My self-care practice for the day involved meal prepping for the week. Getting my hands dirty (or purple-y, in this case), whether it’s outside digging in the dirt or inside preparing food, makes me feel more connected to everything around me.
After returning home from the farmers’ market (sadly, the last one this year), my counter tops were quickly filled with a bounty of brightly colored fruits and vegetables. Broccoli, cauliflower, cabbage, bell peppers, cilantro, blackberries, apples, corn, cantaloupe, tomatoes, cucumber, lettuce, and carrots were waiting patiently for me to prepare them for their nourishing destiny.
I had at least an hour’s worth of slicing, dicing and storing in my future, and all I could do was smile.
I’m aware that I’m in the minority when it comes to my love for ingredient shopping and prepping. I can’t help but be smitten by the unique shapes and colors – not to mention the still somewhat mysterious nutritional benefits that accompany them.
Every week feels like a culinary science project.
This week’s purple carrots were extra purple-y. Although there were just three or four of them in the entire bunch, my fingers were thoroughly stained in minutes. Anthocyanins, the flavonoid pigment that gives purple carrots their distinct color, are phytochemicals that offer unique health benefits beyond the widely-known nutrient, vitamin A.
Purple carrots were much more common centuries ago in Europe, Asia, India, and the Middle East. Today, the orange carrot is what we most often find on supermarket shelves. There are several theories as to why that is, but suffice it to say that we’re at least seeing a “color comeback” at farmers’ markets across the country.
Some of the benefits of anthocyanins include estrogenic activity, enhanced immune function via cytokine production, anti-inflammatory properties, enhanced memory, antimicrobial properties, inhibition of tumor formation, reduced cancer cell proliferation, decreased capillary permeability and enzyme inhibition.
But these synergistic properties are pretty typical of phytochemicals that are found in real foods.
It’s important to point out that these benefits don’t exactly occur in isolation either. In nature, complicated biological processes are carried out in tandem with other pigments and phytochemicals. They don’t work as well alone. Researchers have described this as a “complex phytochemical cocktail.”
And that’s why it’s difficult, if not impossible, to replicate these health benefits in a lab.

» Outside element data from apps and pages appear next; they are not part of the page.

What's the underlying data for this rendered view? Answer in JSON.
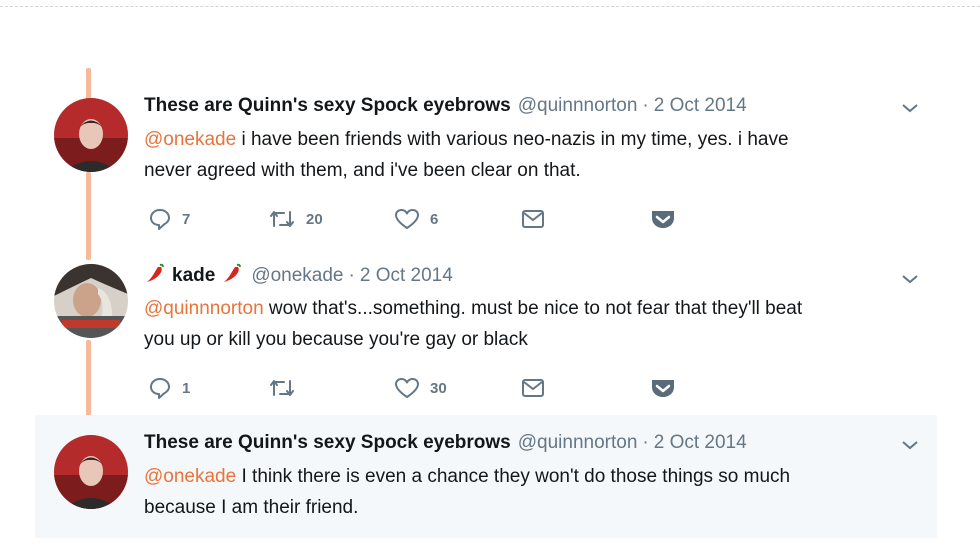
{
  "tweets": [
    {
      "name": "These are Quinn's sexy Spock eyebrows",
      "handle": "@quinnnorton",
      "separator": "·",
      "date": "2 Oct 2014",
      "mention": "@onekade",
      "body_line1": " i have been friends with various neo-nazis in my time, yes. i have",
      "body_line2": "never agreed with them, and i've been clear on that.",
      "replies": "7",
      "retweets": "20",
      "likes": "6"
    },
    {
      "name": "kade",
      "handle": "@onekade",
      "separator": "·",
      "date": "2 Oct 2014",
      "mention": "@quinnnorton",
      "body_line1": " wow that's...something. must be nice to not fear that they'll beat",
      "body_line2": "you up or kill you because you're gay or black",
      "replies": "1",
      "retweets": "",
      "likes": "30"
    },
    {
      "name": "These are Quinn's sexy Spock eyebrows",
      "handle": "@quinnnorton",
      "separator": "·",
      "date": "2 Oct 2014",
      "mention": "@onekade",
      "body_line1": " I think there is even a chance they won't do those things so much",
      "body_line2": "because I am their friend."
    }
  ],
  "colors": {
    "mention": "#e8743b",
    "thread_line": "#f6b99a",
    "secondary_text": "#657786",
    "highlight_bg": "#f5f8fa",
    "pocket": "#5c6b7a"
  },
  "icons": [
    "reply-icon",
    "retweet-icon",
    "like-icon",
    "message-icon",
    "pocket-icon",
    "chevron-down-icon",
    "chili-pepper-icon"
  ]
}
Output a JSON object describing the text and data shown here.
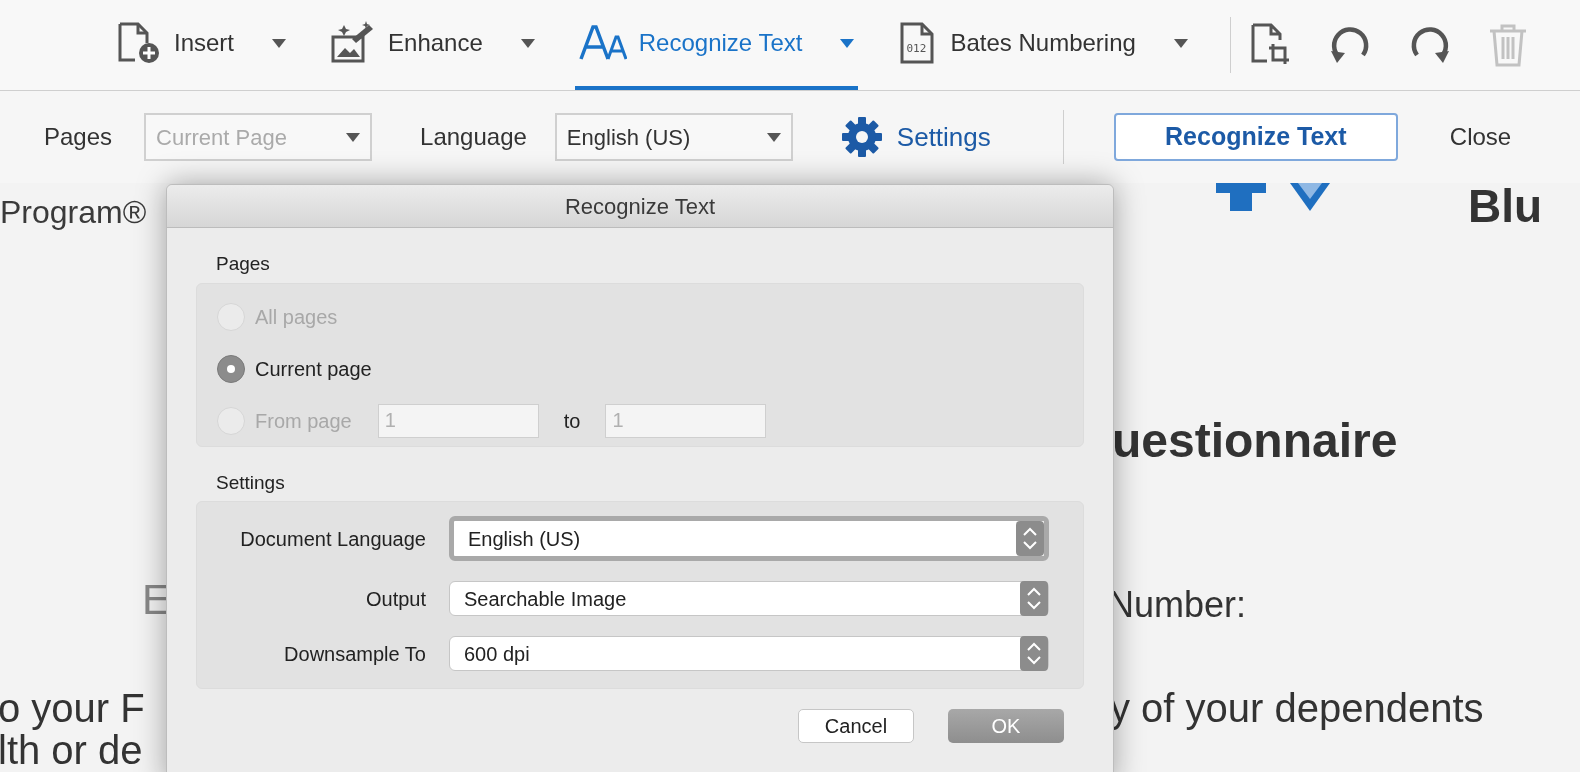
{
  "toolbar": {
    "tools": [
      {
        "kind": "insert",
        "label": "Insert",
        "selected": false
      },
      {
        "kind": "enhance",
        "label": "Enhance",
        "selected": false
      },
      {
        "kind": "recognize",
        "label": "Recognize Text",
        "selected": true
      },
      {
        "kind": "bates",
        "label": "Bates Numbering",
        "icon_text": "012",
        "selected": false
      }
    ],
    "actions": [
      {
        "kind": "crop",
        "disabled": false
      },
      {
        "kind": "undo",
        "disabled": false
      },
      {
        "kind": "redo",
        "disabled": false
      },
      {
        "kind": "delete",
        "disabled": true
      }
    ]
  },
  "options_bar": {
    "pages_label": "Pages",
    "pages_value": "Current Page",
    "pages_disabled": true,
    "language_label": "Language",
    "language_value": "English (US)",
    "settings": "Settings",
    "recognize_button": "Recognize Text",
    "close": "Close"
  },
  "document": {
    "fragments": [
      "Program®",
      "Blu",
      "uestionnaire",
      "E",
      "Number:",
      "o your F",
      "y of your dependents",
      "lth or de"
    ]
  },
  "dialog": {
    "title": "Recognize Text",
    "pages_section": {
      "label": "Pages",
      "options": [
        {
          "label": "All pages",
          "selected": false,
          "disabled": true
        },
        {
          "label": "Current page",
          "selected": true,
          "disabled": false
        },
        {
          "label": "From page",
          "selected": false,
          "disabled": true
        }
      ],
      "from_value": "1",
      "to_label": "to",
      "to_value": "1"
    },
    "settings_section": {
      "label": "Settings",
      "rows": [
        {
          "label": "Document Language",
          "value": "English (US)",
          "focused": true
        },
        {
          "label": "Output",
          "value": "Searchable Image",
          "focused": false
        },
        {
          "label": "Downsample To",
          "value": "600 dpi",
          "focused": false
        }
      ]
    },
    "buttons": [
      {
        "label": "Cancel",
        "default": false
      },
      {
        "label": "OK",
        "default": true
      }
    ]
  }
}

Getting my hands dirty reminds me that I am an active participant in my life, and that I have a personal responsibility to understand how real food supports my health.